(Computer-Aided Design) Using computers to design products. CAD systems are high-speed workstations or desktop computers with CAD software. A graphics tablet is used for drawing, and a scanner may be attached for additional input. The output of a CAD system is either printed or electronically transmitted to a CAM system, which builds the objects (see CAD/CAM).|
Generic or Specialized
CAD software is available for generic design or specialized uses, such as architectural, electrical and mechanical. CAD software may also be highly specialized for creating products such as printed circuits and integrated circuits.
Solid and Parametric Modeling
More complex forms of CAD are solid modeling and parametric modeling, which allows objects to be created with real-world characteristics. For example, in solid modeling, objects can be sectioned (sliced down the middle) to reveal their internal structure. In parametric modeling, objects have meaningful relationships with each other (a door must be on a wall, not the floor; holes cannot be drilled too close to the edge, etc.). See wireframe modeling, surface modeling, solid modeling, parametric modeling, graphics and CAE.

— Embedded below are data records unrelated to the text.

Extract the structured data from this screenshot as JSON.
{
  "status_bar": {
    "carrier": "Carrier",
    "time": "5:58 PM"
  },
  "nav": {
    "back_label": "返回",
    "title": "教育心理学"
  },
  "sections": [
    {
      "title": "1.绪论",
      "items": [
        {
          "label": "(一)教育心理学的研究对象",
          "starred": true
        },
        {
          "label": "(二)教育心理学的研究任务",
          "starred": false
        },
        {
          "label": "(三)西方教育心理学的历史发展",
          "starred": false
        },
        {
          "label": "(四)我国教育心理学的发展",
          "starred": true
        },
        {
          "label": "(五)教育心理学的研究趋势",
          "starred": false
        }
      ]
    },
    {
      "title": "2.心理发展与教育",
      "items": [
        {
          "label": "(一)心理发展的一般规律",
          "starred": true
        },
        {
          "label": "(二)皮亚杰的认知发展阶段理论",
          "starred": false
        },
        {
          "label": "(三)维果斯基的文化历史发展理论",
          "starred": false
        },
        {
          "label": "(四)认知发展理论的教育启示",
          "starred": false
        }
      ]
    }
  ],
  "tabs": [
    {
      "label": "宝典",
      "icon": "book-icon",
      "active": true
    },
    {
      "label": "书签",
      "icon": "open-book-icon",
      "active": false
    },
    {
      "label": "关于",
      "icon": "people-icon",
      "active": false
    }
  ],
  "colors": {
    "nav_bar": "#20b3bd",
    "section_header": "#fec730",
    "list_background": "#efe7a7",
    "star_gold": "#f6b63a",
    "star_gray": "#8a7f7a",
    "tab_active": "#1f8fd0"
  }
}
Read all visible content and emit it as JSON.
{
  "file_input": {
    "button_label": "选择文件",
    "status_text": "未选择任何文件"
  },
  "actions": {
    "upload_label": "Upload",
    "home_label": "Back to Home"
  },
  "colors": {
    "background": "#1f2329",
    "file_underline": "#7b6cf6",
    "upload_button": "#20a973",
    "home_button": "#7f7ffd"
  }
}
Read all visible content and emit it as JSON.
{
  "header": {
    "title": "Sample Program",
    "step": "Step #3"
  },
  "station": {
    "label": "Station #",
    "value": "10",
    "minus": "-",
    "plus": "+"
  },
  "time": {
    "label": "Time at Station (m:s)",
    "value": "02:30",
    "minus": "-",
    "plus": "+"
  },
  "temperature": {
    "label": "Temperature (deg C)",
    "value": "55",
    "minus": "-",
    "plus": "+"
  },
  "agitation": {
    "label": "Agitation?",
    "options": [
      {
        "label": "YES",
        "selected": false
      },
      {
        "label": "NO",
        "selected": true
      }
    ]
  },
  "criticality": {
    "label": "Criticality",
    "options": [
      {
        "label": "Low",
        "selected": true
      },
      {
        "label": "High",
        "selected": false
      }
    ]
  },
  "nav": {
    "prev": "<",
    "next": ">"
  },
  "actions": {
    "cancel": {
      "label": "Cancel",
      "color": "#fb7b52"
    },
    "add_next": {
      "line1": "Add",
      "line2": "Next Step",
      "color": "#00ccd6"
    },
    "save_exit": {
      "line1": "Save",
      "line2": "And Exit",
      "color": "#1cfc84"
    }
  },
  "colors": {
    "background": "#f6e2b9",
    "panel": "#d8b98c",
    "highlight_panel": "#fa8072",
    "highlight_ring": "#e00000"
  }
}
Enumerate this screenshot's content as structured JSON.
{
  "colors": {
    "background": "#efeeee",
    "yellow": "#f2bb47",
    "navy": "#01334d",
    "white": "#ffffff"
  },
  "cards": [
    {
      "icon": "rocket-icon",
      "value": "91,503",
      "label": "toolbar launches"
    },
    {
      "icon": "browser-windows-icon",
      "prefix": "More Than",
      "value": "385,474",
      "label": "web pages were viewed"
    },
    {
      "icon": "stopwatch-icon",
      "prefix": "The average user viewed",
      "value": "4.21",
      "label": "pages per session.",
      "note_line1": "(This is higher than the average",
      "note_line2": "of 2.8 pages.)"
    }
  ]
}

The computer is used not only to create engineering blueprints for every last detail of a project, but it takes the finished object and renders it as a real-world entity. This building was designed in MicroStation Modeler and rendered in MicroStation MasterPiece from Bentley Systems. (Image courtesy of Bentley Systems, Inc. and Cooper Carry.)